Dataset rows describing interfaces
▶

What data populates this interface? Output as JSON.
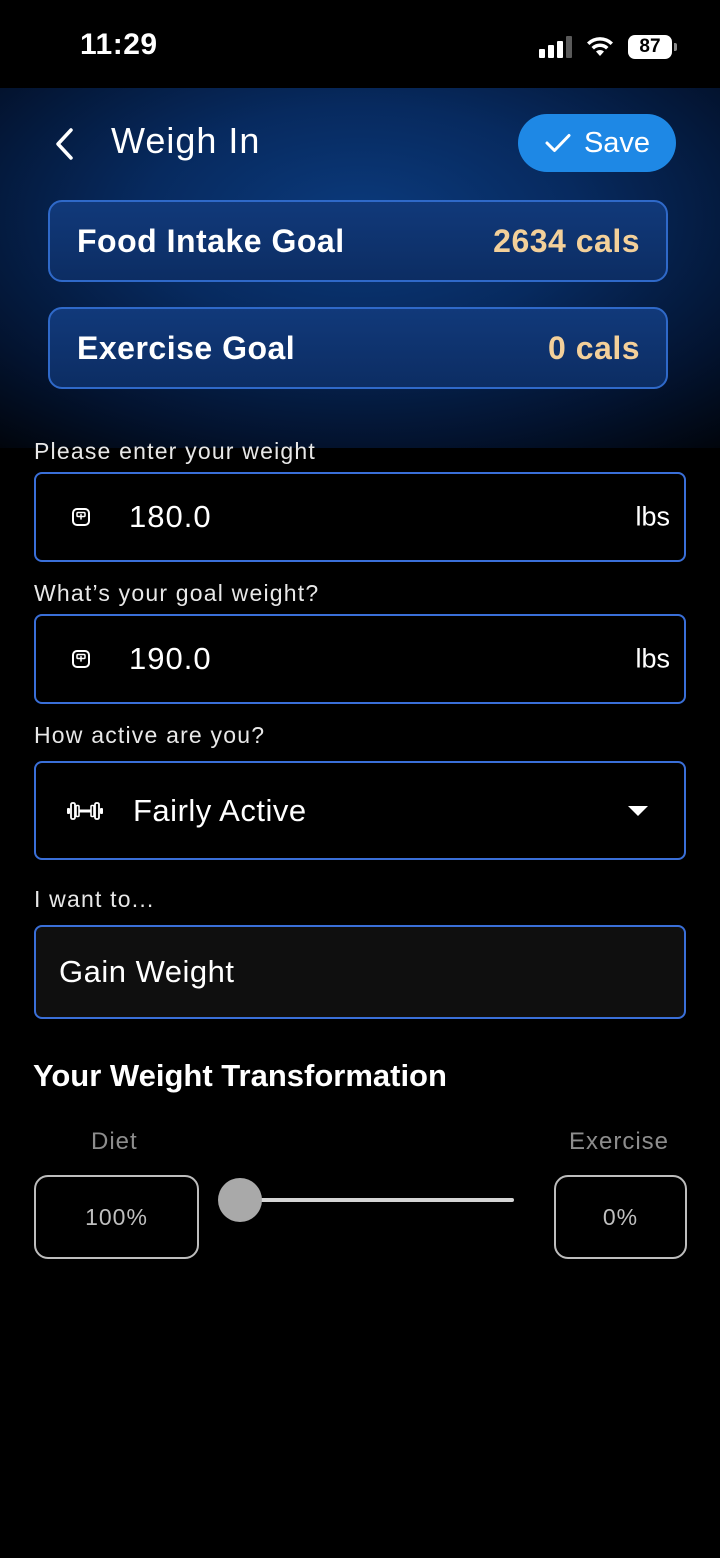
{
  "status_bar": {
    "time": "11:29",
    "battery": "87",
    "icons": [
      "signal-icon",
      "wifi-icon",
      "battery-icon"
    ]
  },
  "header": {
    "title": "Weigh In",
    "back_icon": "chevron-left-icon",
    "save_label": "Save",
    "save_icon": "checkmark-icon"
  },
  "goals": [
    {
      "label": "Food Intake Goal",
      "value": "2634 cals"
    },
    {
      "label": "Exercise Goal",
      "value": "0 cals"
    }
  ],
  "form": {
    "current_weight": {
      "label": "Please enter your weight",
      "value": "180.0",
      "unit": "lbs",
      "icon": "scale-icon"
    },
    "goal_weight": {
      "label": "What’s your goal weight?",
      "value": "190.0",
      "unit": "lbs",
      "icon": "scale-icon"
    },
    "activity": {
      "label": "How active are you?",
      "value": "Fairly Active",
      "icon": "dumbbell-icon"
    },
    "goal": {
      "label": "I want to...",
      "value": "Gain Weight"
    }
  },
  "transformation": {
    "title": "Your Weight Transformation",
    "diet_label": "Diet",
    "exercise_label": "Exercise",
    "diet_value": "100%",
    "exercise_value": "0%",
    "slider_exercise_fraction": 0
  },
  "colors": {
    "accent": "#1e88e5",
    "goal_value": "#f3d09a",
    "field_border": "#3a6fd8"
  }
}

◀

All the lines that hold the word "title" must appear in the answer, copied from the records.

= Answer to this problem =
    "title": "Weigh In",
    "title": "Your Weight Transformation",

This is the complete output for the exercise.